Still, in terms of sheer numbers, because many more women initiate a divorce than do men, I think more men are treated poorly by the system than women. Moreover, because the default choice of most courts is to grant mothers the bulk of day-to-day custody, this means that the vast majority of divorced men lose regular day-to-day contact with their children. This result seems patently unfair for fathers who have been divorced unwillingly and are not guilty of a serious marital wrong like adultery or abuse. Of course, thousands of men in the U.S. find themselves in this position every year.
FFG: Briefly explain what you call the divorce divide.
Wilcox: In my article in NATIONAL AFFAIRS, I point out that a “divorce divide” is opening up in America. What I mean is that the divorce rate has dropped markedly for college-educated men since 1980 but it has increased for men without college degrees. In recent years, about 17% of college-educated men divorce in the first 10 years of marriage, compared to 36% of men without college degrees. This is a staggering difference.

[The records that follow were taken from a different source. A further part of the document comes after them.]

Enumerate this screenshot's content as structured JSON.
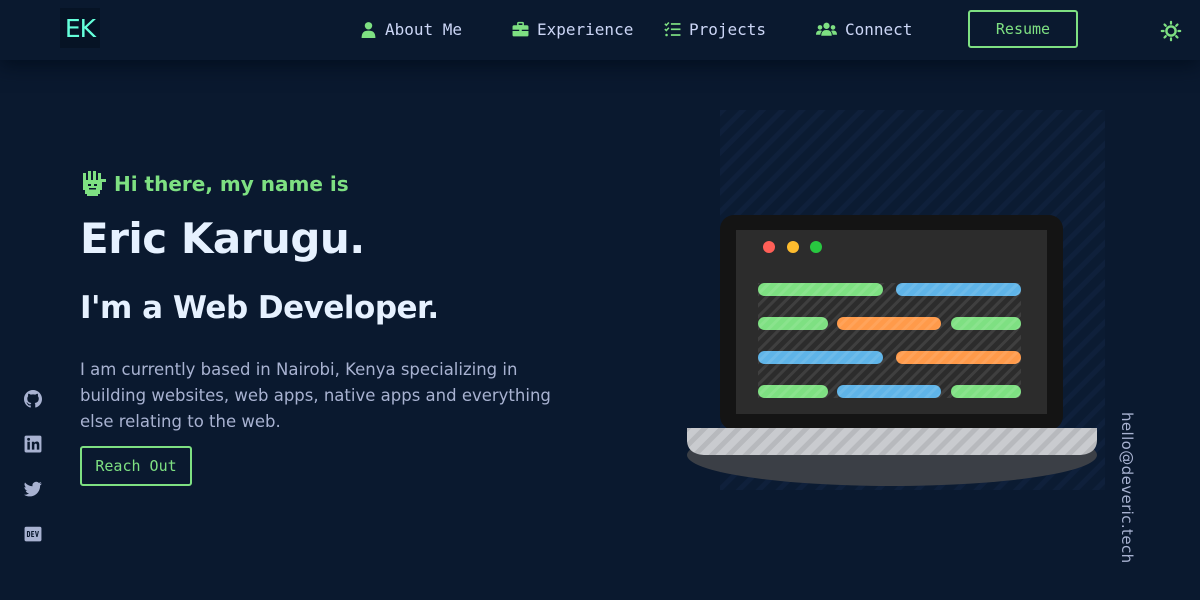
{
  "header": {
    "logo": "EK",
    "nav": [
      {
        "label": "About Me",
        "icon": "user-icon"
      },
      {
        "label": "Experience",
        "icon": "briefcase-icon"
      },
      {
        "label": "Projects",
        "icon": "checklist-icon"
      },
      {
        "label": "Connect",
        "icon": "users-icon"
      }
    ],
    "resume_label": "Resume",
    "theme_icon": "sun-icon"
  },
  "hero": {
    "greeting": "Hi there, my name is",
    "greeting_icon": "waving-hand-icon",
    "name": "Eric Karugu.",
    "role": "I'm a Web Developer.",
    "bio": "I am currently based in Nairobi, Kenya specializing in building websites, web apps, native apps and everything else relating to the web.",
    "cta_label": "Reach Out"
  },
  "socials": [
    {
      "name": "GitHub",
      "icon": "github-icon"
    },
    {
      "name": "LinkedIn",
      "icon": "linkedin-icon"
    },
    {
      "name": "Twitter",
      "icon": "twitter-icon"
    },
    {
      "name": "DEV",
      "icon": "dev-icon"
    }
  ],
  "email": "hello@deveric.tech",
  "colors": {
    "background": "#0a192f",
    "accent": "#7ee082",
    "heading": "#e6f1ff",
    "text": "#a8b2d1",
    "nav_text": "#ccd6f6",
    "code_green": "#7ee082",
    "code_blue": "#5fb4e8",
    "code_orange": "#ff9a4a"
  }
}
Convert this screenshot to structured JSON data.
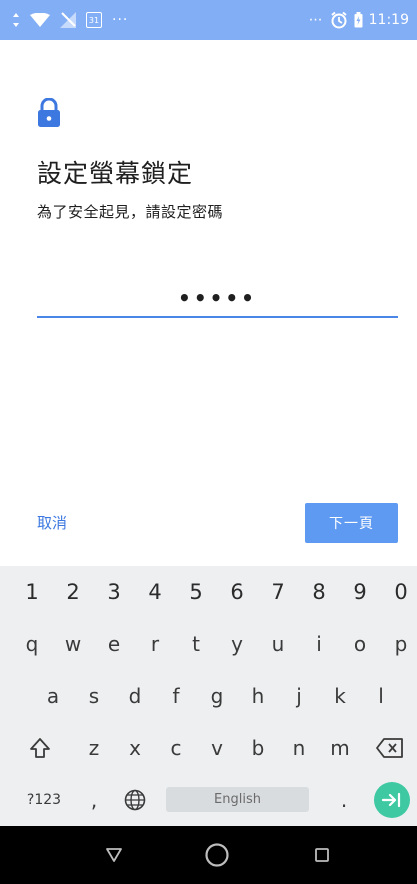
{
  "status_bar": {
    "background": "#82aef5",
    "left_icons": [
      "signal-icon",
      "wifi-icon",
      "no-sim-icon",
      "calendar-icon",
      "more-dots-icon"
    ],
    "calendar_day": "31",
    "right_dots": "⋯",
    "time": "11:19",
    "right_icons": [
      "alarm-icon",
      "battery-icon"
    ]
  },
  "screen": {
    "icon": "lock-icon",
    "accent": "#4a86e8",
    "title": "設定螢幕鎖定",
    "subtitle": "為了安全起見，請設定密碼",
    "password_value": "•••••",
    "cancel_label": "取消",
    "next_label": "下一頁"
  },
  "keyboard": {
    "number_row": [
      "1",
      "2",
      "3",
      "4",
      "5",
      "6",
      "7",
      "8",
      "9",
      "0"
    ],
    "row1": [
      "q",
      "w",
      "e",
      "r",
      "t",
      "y",
      "u",
      "i",
      "o",
      "p"
    ],
    "row2": [
      "a",
      "s",
      "d",
      "f",
      "g",
      "h",
      "j",
      "k",
      "l"
    ],
    "row3": [
      "z",
      "x",
      "c",
      "v",
      "b",
      "n",
      "m"
    ],
    "shift_icon": "shift-icon",
    "backspace_icon": "backspace-icon",
    "symbols_label": "?123",
    "comma_label": ",",
    "globe_icon": "globe-icon",
    "space_label": "English",
    "period_label": ".",
    "enter_icon": "next-arrow-icon",
    "enter_color": "#3ec9a3"
  },
  "nav_bar": {
    "icons": [
      "back-icon",
      "home-icon",
      "recents-icon"
    ]
  }
}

There are lots of different explanations for this divorce divide. But I think one factor we need to appreciate is an economic one. Real wages have risen for college-educated men since the 1970s but they have fallen for less-educated men. As a consequence, working-class and poor husbands are less attractive to their wives as providers; I also think they are less likely to see themselves as successful husbands because of difficulties finding and keeping jobs with decent salaries.

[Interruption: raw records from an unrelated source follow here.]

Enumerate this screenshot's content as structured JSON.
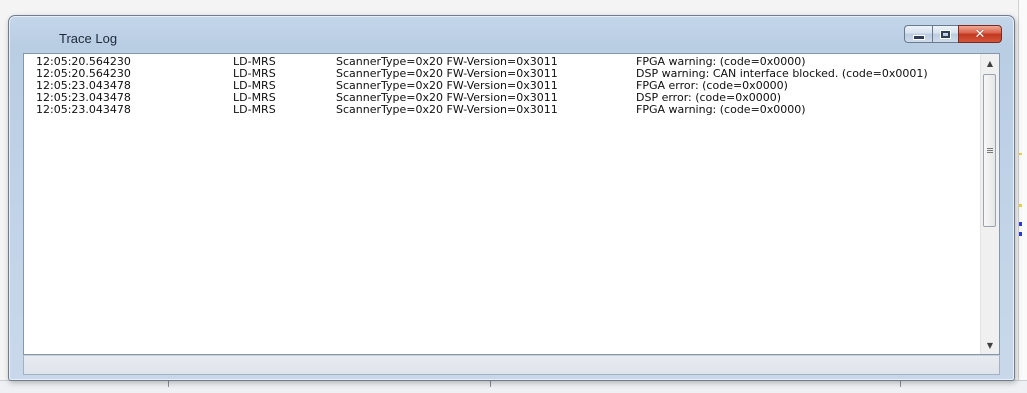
{
  "window": {
    "title": "Trace Log",
    "controls": {
      "minimize_icon": "minimize-icon",
      "maximize_icon": "maximize-icon",
      "close_icon": "close-icon",
      "close_glyph": "✕"
    }
  },
  "log": {
    "rows": [
      {
        "time": "12:05:20.564230",
        "device": "LD-MRS",
        "info": "ScannerType=0x20 FW-Version=0x3011",
        "message": "FPGA warning:  (code=0x0000)"
      },
      {
        "time": "12:05:20.564230",
        "device": "LD-MRS",
        "info": "ScannerType=0x20 FW-Version=0x3011",
        "message": "DSP warning: CAN interface blocked.  (code=0x0001)"
      },
      {
        "time": "12:05:23.043478",
        "device": "LD-MRS",
        "info": "ScannerType=0x20 FW-Version=0x3011",
        "message": "FPGA error:  (code=0x0000)"
      },
      {
        "time": "12:05:23.043478",
        "device": "LD-MRS",
        "info": "ScannerType=0x20 FW-Version=0x3011",
        "message": "DSP error:  (code=0x0000)"
      },
      {
        "time": "12:05:23.043478",
        "device": "LD-MRS",
        "info": "ScannerType=0x20 FW-Version=0x3011",
        "message": "FPGA warning:  (code=0x0000)"
      }
    ]
  },
  "scrollbar": {
    "up_icon": "scroll-up-arrow-icon",
    "down_icon": "scroll-down-arrow-icon",
    "up_glyph": "▲",
    "down_glyph": "▼"
  },
  "colors": {
    "titlebar": "#b9cde3",
    "close_button": "#c0381f",
    "content_background": "#ffffff"
  }
}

So economic shifts in our society are eroding the quality and stability of marriage in poor and working-class communities.
FFG: You have outlined simple steps that could be taken in law and policy to help keep families intact and improve the divorce system. Please outline and explain how these would impact men.
Wilcox: Let me mention just three policy solutions that could be helpful to marriage and fathers. My article in NATIONAL AFFAIRS (as well as an article by Ron Haskins in the same issue) will provide more details for readers who are interested in this subject.
First, I think that divorce laws should be reformed so that a majority of any marital property and primary child custody are awarded to the spouse who does not wish to leave a marriage —except in cases where the spouse who wishes to remain in the marriage has engaged in adultery, abuse, abandonment, criminal activity, and the like. This reform has two merits. It would bring the divorce rate down, and it would also inject a measure of justice into the divorce process by seeking to honor the commitment that the spouse who is being divorced unwillingly had made to the marriage.
Second, I would increase the child tax credit from $1,000 to $5,000 and make it fully refundable. This would provide families with more economic resources to cover the considerable costs associated with raising children. This would also to help to reduce the economic strains that can often lead couples to divorce court.
Third, I would support a public campaign on behalf of marriage and fatherhood. I think a large swath of the American public is unaware of the new science showing that children are more likely to thrive in intact, married households, and that fathers play a crucial role in raising children. If more Americans knew how much our kids depend on strong marriages, I think more Americans would treat their marital vows with greater seriousness.
Needless to say, we would all benefit from living in a society where the marriage vow is more likely to bind husband and wife together and to protect any children they bring into this world.
READ MORE: Order Professor Wilcox’s book “Soft Patriarchs, New Men: How Christianity Shapes Fathers and Husbands.”